Task details: Output each record exactly, with nothing omitted.

══════

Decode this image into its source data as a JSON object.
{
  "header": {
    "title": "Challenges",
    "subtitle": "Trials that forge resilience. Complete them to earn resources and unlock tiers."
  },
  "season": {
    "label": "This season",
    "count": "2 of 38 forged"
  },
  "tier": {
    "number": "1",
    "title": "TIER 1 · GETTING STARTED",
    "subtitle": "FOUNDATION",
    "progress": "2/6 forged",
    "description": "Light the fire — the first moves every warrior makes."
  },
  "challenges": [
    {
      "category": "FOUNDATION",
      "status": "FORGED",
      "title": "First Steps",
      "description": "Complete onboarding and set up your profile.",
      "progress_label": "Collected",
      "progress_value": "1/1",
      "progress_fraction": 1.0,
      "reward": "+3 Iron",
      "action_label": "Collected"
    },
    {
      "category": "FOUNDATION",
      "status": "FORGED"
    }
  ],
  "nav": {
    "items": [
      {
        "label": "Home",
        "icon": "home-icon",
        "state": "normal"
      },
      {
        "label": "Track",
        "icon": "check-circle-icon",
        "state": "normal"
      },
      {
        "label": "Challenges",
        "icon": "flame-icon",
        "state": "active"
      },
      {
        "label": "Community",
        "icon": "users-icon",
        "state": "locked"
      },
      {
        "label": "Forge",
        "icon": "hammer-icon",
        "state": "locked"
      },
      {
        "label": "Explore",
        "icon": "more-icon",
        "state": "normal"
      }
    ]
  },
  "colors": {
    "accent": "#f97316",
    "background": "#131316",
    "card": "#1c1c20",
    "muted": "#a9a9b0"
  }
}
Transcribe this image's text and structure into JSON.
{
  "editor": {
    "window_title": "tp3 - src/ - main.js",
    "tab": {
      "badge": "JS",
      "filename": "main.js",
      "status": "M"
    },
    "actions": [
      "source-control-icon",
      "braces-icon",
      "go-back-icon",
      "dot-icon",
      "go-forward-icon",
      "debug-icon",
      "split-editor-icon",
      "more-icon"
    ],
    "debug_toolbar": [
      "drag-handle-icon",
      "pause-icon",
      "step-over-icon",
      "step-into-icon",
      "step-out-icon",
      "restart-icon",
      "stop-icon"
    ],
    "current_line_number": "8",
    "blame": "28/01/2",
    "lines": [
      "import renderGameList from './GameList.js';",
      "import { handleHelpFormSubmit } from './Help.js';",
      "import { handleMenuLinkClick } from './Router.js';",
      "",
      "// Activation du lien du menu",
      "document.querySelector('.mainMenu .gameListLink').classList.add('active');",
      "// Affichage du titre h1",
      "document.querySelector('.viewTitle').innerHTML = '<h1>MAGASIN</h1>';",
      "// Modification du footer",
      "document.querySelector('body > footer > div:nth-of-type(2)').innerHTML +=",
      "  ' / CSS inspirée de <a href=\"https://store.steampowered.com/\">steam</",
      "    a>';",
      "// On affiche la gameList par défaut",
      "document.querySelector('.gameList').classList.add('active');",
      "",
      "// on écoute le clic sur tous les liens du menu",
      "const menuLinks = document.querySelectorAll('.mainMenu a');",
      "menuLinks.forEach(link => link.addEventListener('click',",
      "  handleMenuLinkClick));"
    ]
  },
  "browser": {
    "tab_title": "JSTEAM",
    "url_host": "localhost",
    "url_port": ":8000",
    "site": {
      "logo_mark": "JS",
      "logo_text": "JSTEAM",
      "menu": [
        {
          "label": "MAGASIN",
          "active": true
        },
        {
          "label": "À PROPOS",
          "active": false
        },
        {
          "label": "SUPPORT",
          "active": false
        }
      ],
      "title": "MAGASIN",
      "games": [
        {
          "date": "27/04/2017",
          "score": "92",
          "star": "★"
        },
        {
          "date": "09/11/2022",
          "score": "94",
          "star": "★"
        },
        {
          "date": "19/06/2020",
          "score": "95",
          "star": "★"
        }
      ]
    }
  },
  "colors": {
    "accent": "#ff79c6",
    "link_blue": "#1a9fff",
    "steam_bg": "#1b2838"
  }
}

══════

Task response:
Decode this image into its source data as a JSON object.
{
  "header": {
    "title": "Challenges",
    "subtitle": "Trials that forge resilience. Complete them to earn resources and unlock tiers."
  },
  "season": {
    "label": "This season",
    "count": "2 of 38 forged"
  },
  "tier": {
    "number": "1",
    "title": "TIER 1 · GETTING STARTED",
    "subtitle": "FOUNDATION",
    "progress": "2/6 forged",
    "description": "Light the fire — the first moves every warrior makes."
  },
  "challenges": [
    {
      "category": "FOUNDATION",
      "status": "FORGED",
      "title": "First Steps",
      "description": "Complete onboarding and set up your profile.",
      "progress_label": "Collected",
      "progress_value": "1/1",
      "progress_fraction": 1.0,
      "reward": "+3 Iron",
      "action_label": "Collected"
    },
    {
      "category": "FOUNDATION",
      "status": "FORGED"
    }
  ],
  "nav": {
    "items": [
      {
        "label": "Home",
        "icon": "home-icon",
        "state": "normal"
      },
      {
        "label": "Track",
        "icon": "check-circle-icon",
        "state": "normal"
      },
      {
        "label": "Challenges",
        "icon": "flame-icon",
        "state": "active"
      },
      {
        "label": "Community",
        "icon": "users-icon",
        "state": "locked"
      },
      {
        "label": "Forge",
        "icon": "hammer-icon",
        "state": "locked"
      },
      {
        "label": "Explore",
        "icon": "more-icon",
        "state": "normal"
      }
    ]
  },
  "colors": {
    "accent": "#f97316",
    "background": "#131316",
    "card": "#1c1c20",
    "muted": "#a9a9b0"
  }
}
Transcribe this image's text and structure into JSON.
{
  "editor": {
    "window_title": "tp3 - src/ - main.js",
    "tab": {
      "badge": "JS",
      "filename": "main.js",
      "status": "M"
    },
    "actions": [
      "source-control-icon",
      "braces-icon",
      "go-back-icon",
      "dot-icon",
      "go-forward-icon",
      "debug-icon",
      "split-editor-icon",
      "more-icon"
    ],
    "debug_toolbar": [
      "drag-handle-icon",
      "pause-icon",
      "step-over-icon",
      "step-into-icon",
      "step-out-icon",
      "restart-icon",
      "stop-icon"
    ],
    "current_line_number": "8",
    "blame": "28/01/2",
    "lines": [
      "import renderGameList from './GameList.js';",
      "import { handleHelpFormSubmit } from './Help.js';",
      "import { handleMenuLinkClick } from './Router.js';",
      "",
      "// Activation du lien du menu",
      "document.querySelector('.mainMenu .gameListLink').classList.add('active');",
      "// Affichage du titre h1",
      "document.querySelector('.viewTitle').innerHTML = '<h1>MAGASIN</h1>';",
      "// Modification du footer",
      "document.querySelector('body > footer > div:nth-of-type(2)').innerHTML +=",
      "  ' / CSS inspirée de <a href=\"https://store.steampowered.com/\">steam</",
      "    a>';",
      "// On affiche la gameList par défaut",
      "document.querySelector('.gameList').classList.add('active');",
      "",
      "// on écoute le clic sur tous les liens du menu",
      "const menuLinks = document.querySelectorAll('.mainMenu a');",
      "menuLinks.forEach(link => link.addEventListener('click',",
      "  handleMenuLinkClick));"
    ]
  },
  "browser": {
    "tab_title": "JSTEAM",
    "url_host": "localhost",
    "url_port": ":8000",
    "site": {
      "logo_mark": "JS",
      "logo_text": "JSTEAM",
      "menu": [
        {
          "label": "MAGASIN",
          "active": true
        },
        {
          "label": "À PROPOS",
          "active": false
        },
        {
          "label": "SUPPORT",
          "active": false
        }
      ],
      "title": "MAGASIN",
      "games": [
        {
          "date": "27/04/2017",
          "score": "92",
          "star": "★"
        },
        {
          "date": "09/11/2022",
          "score": "94",
          "star": "★"
        },
        {
          "date": "19/06/2020",
          "score": "95",
          "star": "★"
        }
      ]
    }
  },
  "colors": {
    "accent": "#ff79c6",
    "link_blue": "#1a9fff",
    "steam_bg": "#1b2838"
  }
}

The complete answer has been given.